One short story this month wasn’t enough.
Two short stories this month wasn’t enough.
No, this is a THREE-STORY MONTH – and what better way to hit the trifecta than with a sequel to The Obituarist?
‘Inbox Zero’ is a short story set a while after The Obituarist, in which social media undertaker Kendall Barber is working for a new client, a publisher of customised Bibles. When settling accounts for his recently deceased client, Kendall comes across a Deathswitch email – a message the dead man wanted sent to his family after he passed away. What’s in the email – and why is Kendall’s client so eager to see it?

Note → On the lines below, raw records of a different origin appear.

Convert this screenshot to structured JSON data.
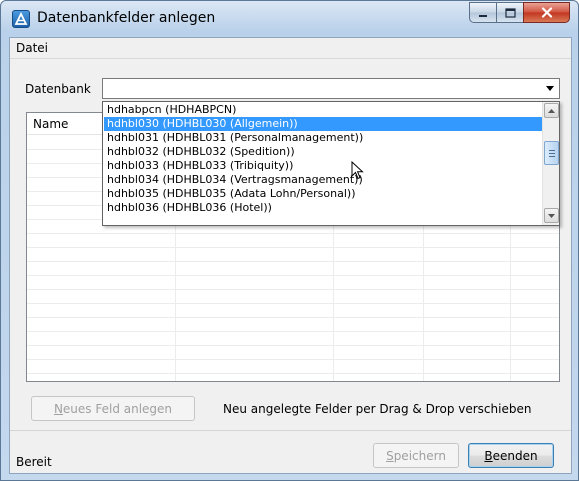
{
  "window": {
    "title": "Datenbankfelder anlegen"
  },
  "menu": {
    "items": [
      "Datei"
    ]
  },
  "database": {
    "label": "Datenbank",
    "value": ""
  },
  "grid": {
    "columns": [
      "Name"
    ]
  },
  "dropdown": {
    "selected_index": 1,
    "items": [
      "hdhabpcn (HDHABPCN)",
      "hdhbl030 (HDHBL030 (Allgemein))",
      "hdhbl031 (HDHBL031 (Personalmanagement))",
      "hdhbl032 (HDHBL032 (Spedition))",
      "hdhbl033 (HDHBL033 (Tribiquity))",
      "hdhbl034 (HDHBL034 (Vertragsmanagement))",
      "hdhbl035 (HDHBL035 (Adata Lohn/Personal))",
      "hdhbl036 (HDHBL036 (Hotel))"
    ]
  },
  "actions": {
    "new_field_prefix": "",
    "new_field_accel": "N",
    "new_field_rest": "eues Feld anlegen",
    "hint": "Neu angelegte Felder per Drag & Drop verschieben",
    "save_accel": "S",
    "save_rest": "peichern",
    "close_accel": "B",
    "close_rest": "eenden"
  },
  "status": {
    "text": "Bereit"
  },
  "colors": {
    "selection": "#3399ff",
    "window_frame": "#b9d1ea",
    "close_button": "#c13520"
  },
  "icons": {
    "app": "app-logo-icon",
    "minimize": "minimize-icon",
    "maximize": "maximize-icon",
    "close": "close-icon",
    "combo_arrow": "chevron-down-icon",
    "cursor": "mouse-pointer-icon"
  }
}
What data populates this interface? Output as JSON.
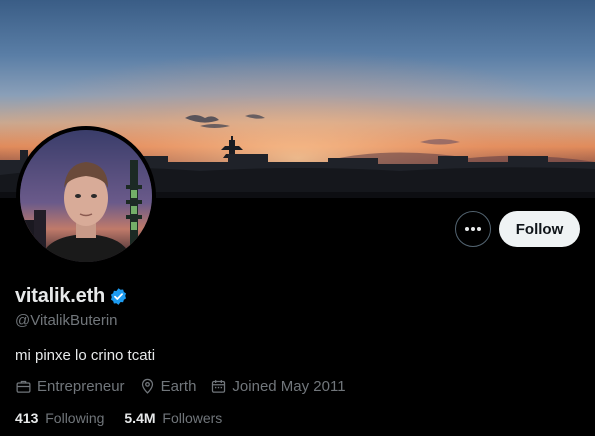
{
  "profile": {
    "display_name": "vitalik.eth",
    "handle": "@VitalikButerin",
    "bio": "mi pinxe lo crino tcati",
    "verified_icon": "verified-badge-icon",
    "accent_color": "#1d9bf0"
  },
  "actions": {
    "more_icon": "more-horizontal-icon",
    "follow_label": "Follow"
  },
  "meta": {
    "profession": "Entrepreneur",
    "profession_icon": "briefcase-icon",
    "location": "Earth",
    "location_icon": "location-pin-icon",
    "joined": "Joined May 2011",
    "joined_icon": "calendar-icon"
  },
  "stats": {
    "following_count": "413",
    "following_label": "Following",
    "followers_count": "5.4M",
    "followers_label": "Followers"
  },
  "colors": {
    "background": "#000000",
    "text_primary": "#e7e9ea",
    "text_secondary": "#71767b",
    "button_light": "#eff3f4"
  }
}
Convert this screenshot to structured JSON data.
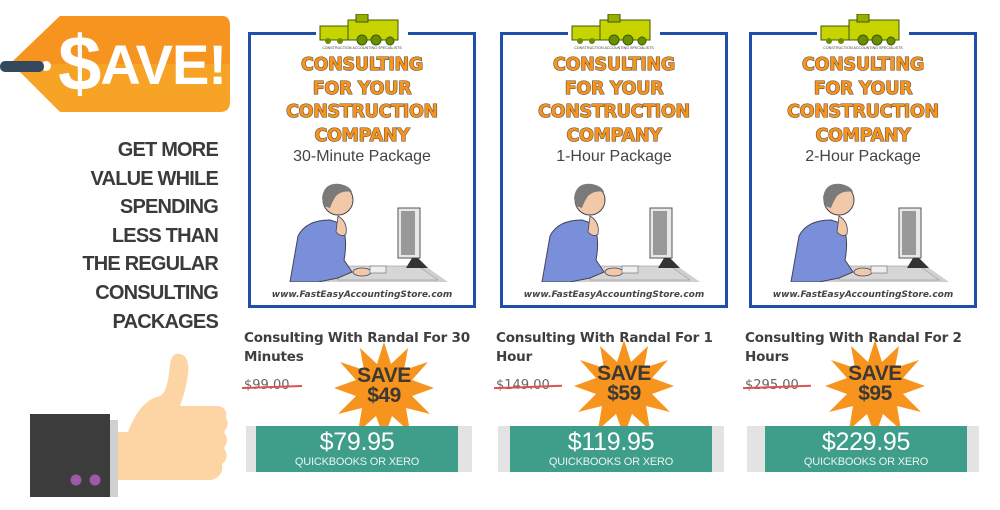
{
  "promo": {
    "tag_dollar": "$",
    "tag_text": "AVE!",
    "headline_lines": [
      "GET MORE",
      "VALUE WHILE",
      "SPENDING",
      "LESS THAN",
      "THE REGULAR",
      "CONSULTING",
      "PACKAGES"
    ],
    "icons": {
      "tag": "price-tag-icon",
      "thumb": "thumbs-up-icon"
    }
  },
  "colors": {
    "tag_orange": "#f7a325",
    "tag_orange_dark": "#f79420",
    "frame_blue": "#1f4fa8",
    "buy_green": "#3f9e8a",
    "starburst": "#f7941d",
    "strike_red": "#d9534f"
  },
  "products": [
    {
      "cover": {
        "logo_caption": "CONSTRUCTION ACCOUNTING SPECIALISTS",
        "title_lines": [
          "CONSULTING",
          "FOR YOUR",
          "CONSTRUCTION",
          "COMPANY"
        ],
        "package": "30-Minute Package",
        "url": "www.FastEasyAccountingStore.com"
      },
      "title": "Consulting With Randal For 30 Minutes",
      "old_price": "$99.00",
      "save_label": "SAVE",
      "save_amount": "$49",
      "price": "$79.95",
      "price_sub": "QUICKBOOKS OR XERO"
    },
    {
      "cover": {
        "logo_caption": "CONSTRUCTION ACCOUNTING SPECIALISTS",
        "title_lines": [
          "CONSULTING",
          "FOR YOUR",
          "CONSTRUCTION",
          "COMPANY"
        ],
        "package": "1-Hour Package",
        "url": "www.FastEasyAccountingStore.com"
      },
      "title": "Consulting With Randal For 1 Hour",
      "old_price": "$149.00",
      "save_label": "SAVE",
      "save_amount": "$59",
      "price": "$119.95",
      "price_sub": "QUICKBOOKS OR XERO"
    },
    {
      "cover": {
        "logo_caption": "CONSTRUCTION ACCOUNTING SPECIALISTS",
        "title_lines": [
          "CONSULTING",
          "FOR YOUR",
          "CONSTRUCTION",
          "COMPANY"
        ],
        "package": "2-Hour Package",
        "url": "www.FastEasyAccountingStore.com"
      },
      "title": "Consulting With Randal For 2 Hours",
      "old_price": "$295.00",
      "save_label": "SAVE",
      "save_amount": "$95",
      "price": "$229.95",
      "price_sub": "QUICKBOOKS OR XERO"
    }
  ]
}
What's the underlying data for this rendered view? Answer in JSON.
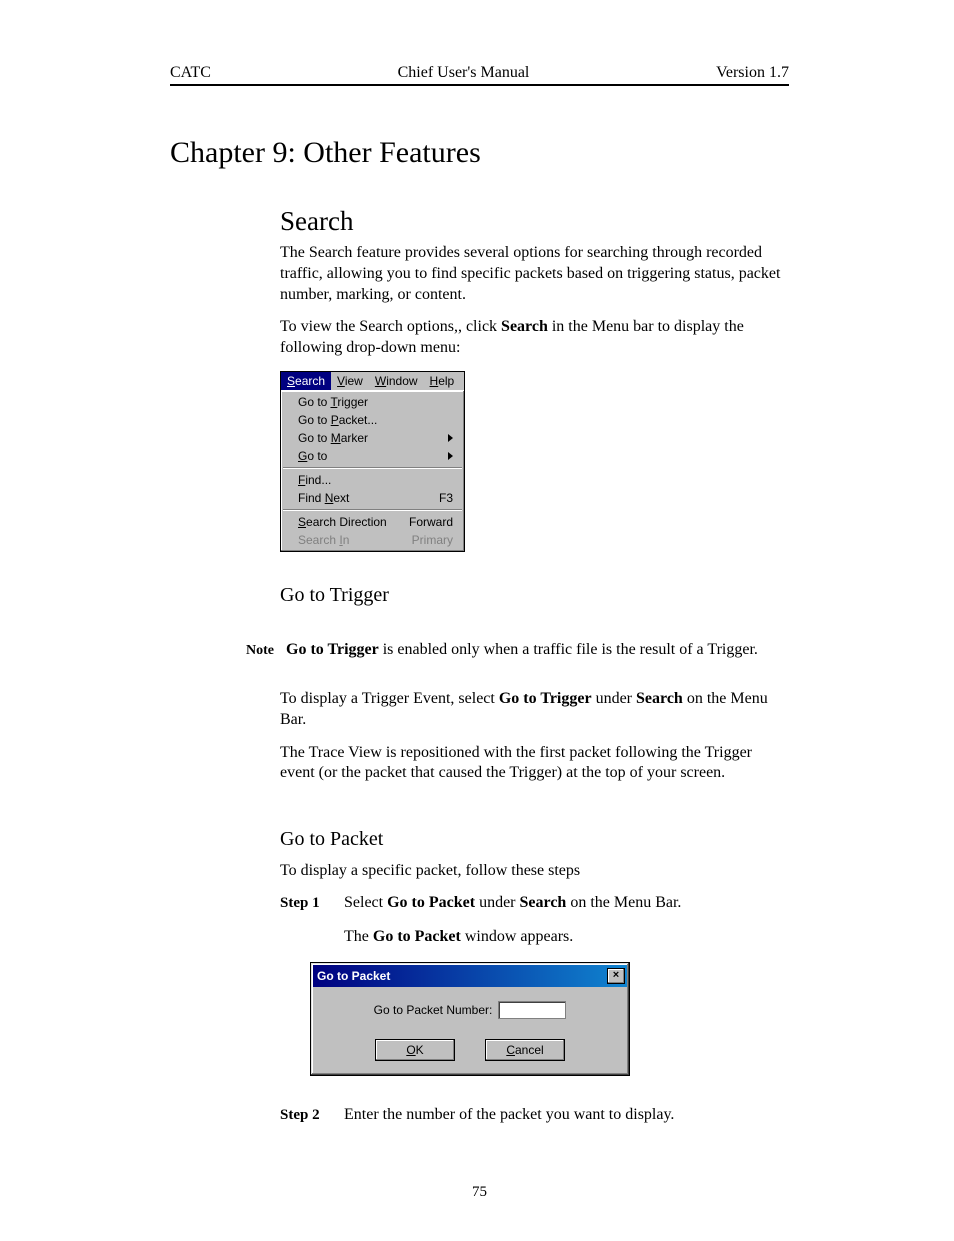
{
  "header": {
    "left": "CATC",
    "center": "Chief User's Manual",
    "right": "Version 1.7"
  },
  "chapter_title": "Chapter 9: Other Features",
  "search": {
    "heading": "Search",
    "p1": "The Search feature provides several options for searching through recorded traffic, allowing you to find specific packets based on triggering status, packet number, marking, or content.",
    "p2_a": "To view the Search options,, click ",
    "p2_b": "Search",
    "p2_c": " in the Menu bar to display the following drop-down menu:"
  },
  "menu": {
    "menubar": {
      "search": "Search",
      "view": "View",
      "window": "Window",
      "help": "Help"
    },
    "items": {
      "goto_trigger": "Go to Trigger",
      "goto_packet": "Go to Packet...",
      "goto_marker": "Go to Marker",
      "goto": "Go to",
      "find": "Find...",
      "find_next": "Find Next",
      "find_next_key": "F3",
      "search_dir": "Search Direction",
      "search_dir_val": "Forward",
      "search_in": "Search In",
      "search_in_val": "Primary"
    }
  },
  "gototrigger": {
    "heading": "Go to Trigger",
    "note_label": "Note",
    "note_a": "Go to Trigger",
    "note_b": " is enabled only when a traffic file is the result of a Trigger.",
    "p1_a": "To display a Trigger Event, select ",
    "p1_b": "Go to Trigger",
    "p1_c": " under ",
    "p1_d": "Search",
    "p1_e": " on the Menu Bar.",
    "p2": "The Trace View is repositioned with the first packet following the Trigger event (or the packet that caused the Trigger) at the top of your screen."
  },
  "gotopacket": {
    "heading": "Go to Packet",
    "intro": "To display a specific packet, follow these steps",
    "step1_label": "Step 1",
    "step1_a": "Select ",
    "step1_b": "Go to Packet",
    "step1_c": " under ",
    "step1_d": "Search",
    "step1_e": " on the Menu Bar.",
    "step1_f_a": "The ",
    "step1_f_b": "Go to Packet",
    "step1_f_c": " window appears.",
    "step2_label": "Step 2",
    "step2_text": "Enter the number of the packet you want to display."
  },
  "dialog": {
    "title": "Go to Packet",
    "close": "×",
    "label": "Go to Packet Number:",
    "input_value": "",
    "ok": "OK",
    "cancel": "Cancel"
  },
  "page_number": "75"
}
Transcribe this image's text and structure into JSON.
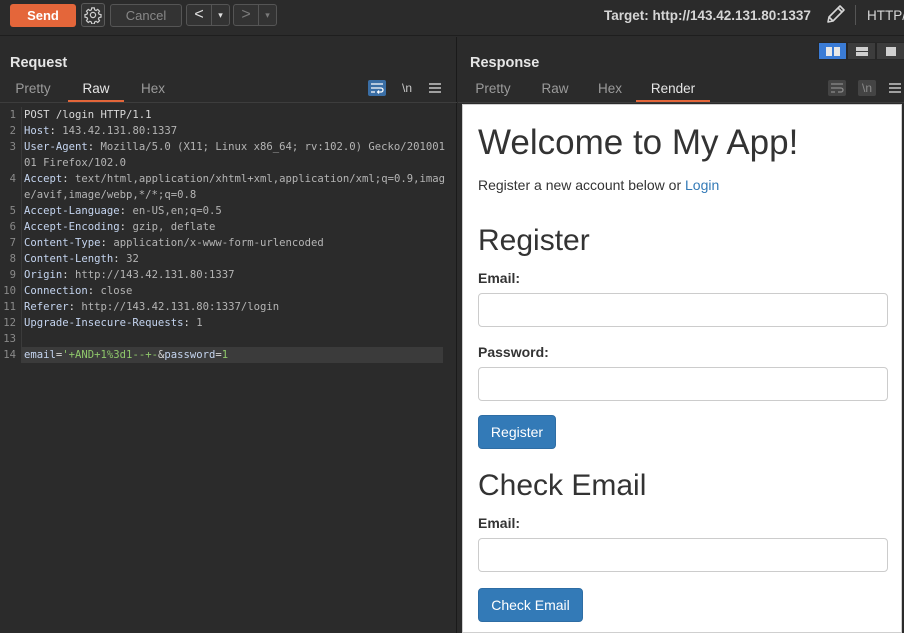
{
  "toolbar": {
    "send_label": "Send",
    "settings_icon": "gear-icon",
    "cancel_label": "Cancel",
    "back_arrow": "<",
    "forward_arrow": ">",
    "dropdown_glyph": "▾",
    "target_text": "Target: http://143.42.131.80:1337",
    "edit_icon": "pencil-icon",
    "protocol_label": "HTTP/"
  },
  "request": {
    "title": "Request",
    "tabs": [
      {
        "label": "Pretty",
        "active": false
      },
      {
        "label": "Raw",
        "active": true
      },
      {
        "label": "Hex",
        "active": false
      }
    ],
    "tools": {
      "wrap_icon": "wrap-icon",
      "newline_label": "\\n",
      "menu_icon": "menu-icon"
    },
    "lines": [
      {
        "n": "1",
        "text": "POST /login HTTP/1.1"
      },
      {
        "n": "2",
        "key": "Host",
        "value": "143.42.131.80:1337"
      },
      {
        "n": "3",
        "key": "User-Agent",
        "value": "Mozilla/5.0 (X11; Linux x86_64; rv:102.0) Gecko/20100101 Firefox/102.0"
      },
      {
        "n": "4",
        "key": "Accept",
        "value": "text/html,application/xhtml+xml,application/xml;q=0.9,image/avif,image/webp,*/*;q=0.8"
      },
      {
        "n": "5",
        "key": "Accept-Language",
        "value": "en-US,en;q=0.5"
      },
      {
        "n": "6",
        "key": "Accept-Encoding",
        "value": "gzip, deflate"
      },
      {
        "n": "7",
        "key": "Content-Type",
        "value": "application/x-www-form-urlencoded"
      },
      {
        "n": "8",
        "key": "Content-Length",
        "value": "32"
      },
      {
        "n": "9",
        "key": "Origin",
        "value": "http://143.42.131.80:1337"
      },
      {
        "n": "10",
        "key": "Connection",
        "value": "close"
      },
      {
        "n": "11",
        "key": "Referer",
        "value": "http://143.42.131.80:1337/login"
      },
      {
        "n": "12",
        "key": "Upgrade-Insecure-Requests",
        "value": "1"
      },
      {
        "n": "13",
        "text": ""
      }
    ],
    "body_line": {
      "n": "14",
      "param1_name": "email",
      "eq": "=",
      "param1_value": "'+AND+1%3d1--+-",
      "amp": "&",
      "param2_name": "password",
      "param2_value": "1"
    }
  },
  "response": {
    "title": "Response",
    "tabs": [
      {
        "label": "Pretty",
        "active": false
      },
      {
        "label": "Raw",
        "active": false
      },
      {
        "label": "Hex",
        "active": false
      },
      {
        "label": "Render",
        "active": true
      }
    ],
    "tools": {
      "wrap_icon": "wrap-icon",
      "newline_label": "\\n",
      "menu_icon": "menu-icon"
    },
    "layout_icons": [
      "split-vertical-icon",
      "split-horizontal-icon",
      "single-panel-icon"
    ],
    "render": {
      "heading": "Welcome to My App!",
      "intro_text": "Register a new account below or ",
      "login_link": "Login",
      "register_heading": "Register",
      "email_label": "Email:",
      "password_label": "Password:",
      "register_button": "Register",
      "check_heading": "Check Email",
      "check_email_label": "Email:",
      "check_button": "Check Email"
    }
  },
  "colors": {
    "accent": "#e4663a",
    "background": "#2b2b2b",
    "link": "#337ab7",
    "primary_button": "#337ab7"
  }
}
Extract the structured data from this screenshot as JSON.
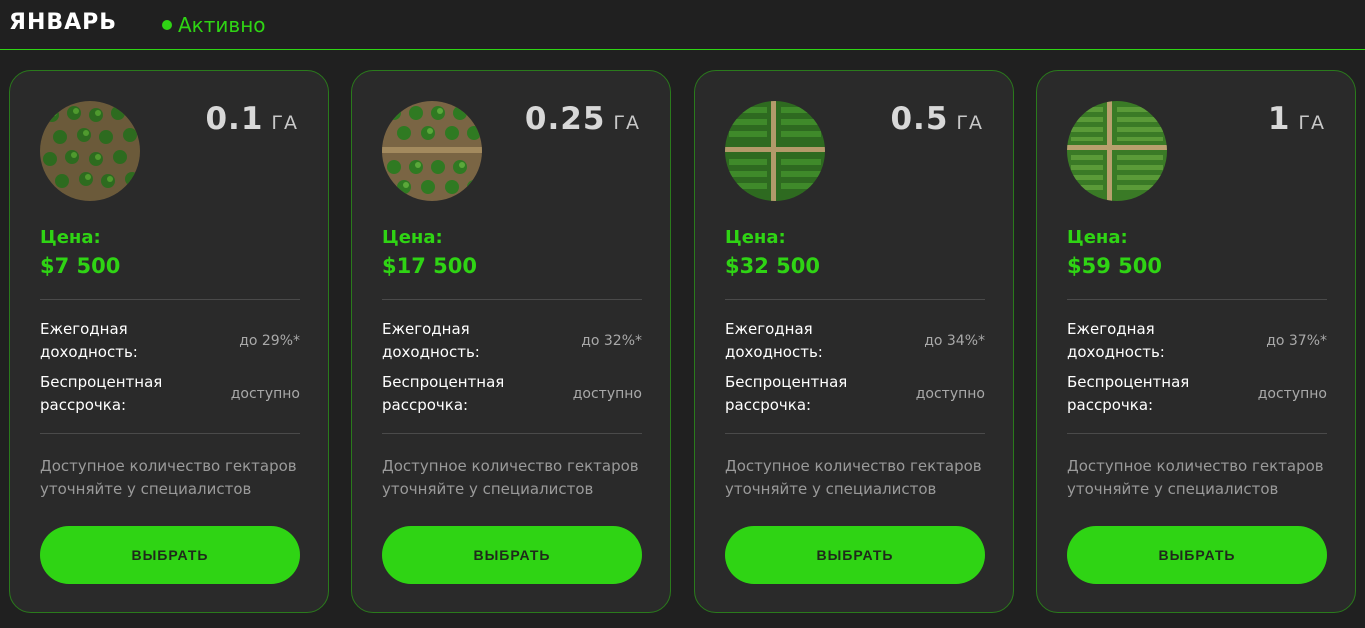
{
  "header": {
    "title": "ЯНВАРЬ",
    "status": "Активно",
    "accent_color": "#2fd414"
  },
  "plans": [
    {
      "area": "0.1",
      "unit": "ГА",
      "price_label": "Цена:",
      "price": "$7 500",
      "yield_label": "Ежегодная доходность:",
      "yield_value": "до 29%*",
      "installment_label": "Беспроцентная рассрочка:",
      "installment_value": "доступно",
      "note": "Доступное количество гектаров уточняйте у специалистов",
      "button": "ВЫБРАТЬ",
      "image_icon": "tree-plantation-aerial-photo"
    },
    {
      "area": "0.25",
      "unit": "ГА",
      "price_label": "Цена:",
      "price": "$17 500",
      "yield_label": "Ежегодная доходность:",
      "yield_value": "до 32%*",
      "installment_label": "Беспроцентная рассрочка:",
      "installment_value": "доступно",
      "note": "Доступное количество гектаров уточняйте у специалистов",
      "button": "ВЫБРАТЬ",
      "image_icon": "tree-plantation-aerial-photo"
    },
    {
      "area": "0.5",
      "unit": "ГА",
      "price_label": "Цена:",
      "price": "$32 500",
      "yield_label": "Ежегодная доходность:",
      "yield_value": "до 34%*",
      "installment_label": "Беспроцентная рассрочка:",
      "installment_value": "доступно",
      "note": "Доступное количество гектаров уточняйте у специалистов",
      "button": "ВЫБРАТЬ",
      "image_icon": "tree-plantation-aerial-photo"
    },
    {
      "area": "1",
      "unit": "ГА",
      "price_label": "Цена:",
      "price": "$59 500",
      "yield_label": "Ежегодная доходность:",
      "yield_value": "до 37%*",
      "installment_label": "Беспроцентная рассрочка:",
      "installment_value": "доступно",
      "note": "Доступное количество гектаров уточняйте у специалистов",
      "button": "ВЫБРАТЬ",
      "image_icon": "tree-plantation-aerial-photo"
    }
  ]
}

‘Inbox Zero’ is available for download right now at Smashwords, and it’s completely free – which, unfortunately, means I can’t offer it through Amazon. But it’s available in Kindle-friendly MOBI format, as well as EPUB and PDF, and I’ll be offering a slightly nicer PDF through my Downloads page a bit later in the week (once I find the time to put one together). It should also propagate out to other stores, such as Barnes & Noble and the iBookstore, over the next few weeks.
For those readers who’ve been clamouring over the last few months for an Obituarist sequel, ‘Inbox Zero’ is not it. I mean, it is a sequel, but it’s not the sequel; Obituarist 2 (Electric Boogaloo) is on my to-do list and will probably come out in about six months. This story is more of a quick diversion, a stand-alone story that doesn’t require you to have read The Obituarist already (although it couldn’t hurt) and that will hopefully tide you over until the real deal is ready.
A key element of this story is Deathswitch, a real service that lets you set up an email to be sent after your death. The folks there were kind enough to read my first draft and check the accuracy of the piece, which was very kind of them. As part of my research I set up an account for myself, then failed to respond to my emails, and soon got my email to notify me that I was dead. That was… well, a little odd, but I do whatever is necessary for the verisimilitude of my work.
Because this story is free, I highly recommend sharing the absolute shit out of it. Email it to everyone you know! Put it on torrent sites! Read it aloud on public transport! If it can find some readers and drive them back to The Obituarist, I’ll be happy. Heck, I’ll be happy even if it doesn’t. I have lots to be happy about. Although if you want to make me extra happy, you could leave a comment to tell me you liked the story. And/or a review on Smashwords.
And with that, I’m done with short fiction for a bit. Time to get my head back into YA fantasy and Raven’s Blood.
(And maybe Assassin’s Creed: Brotherhood. Just a little.)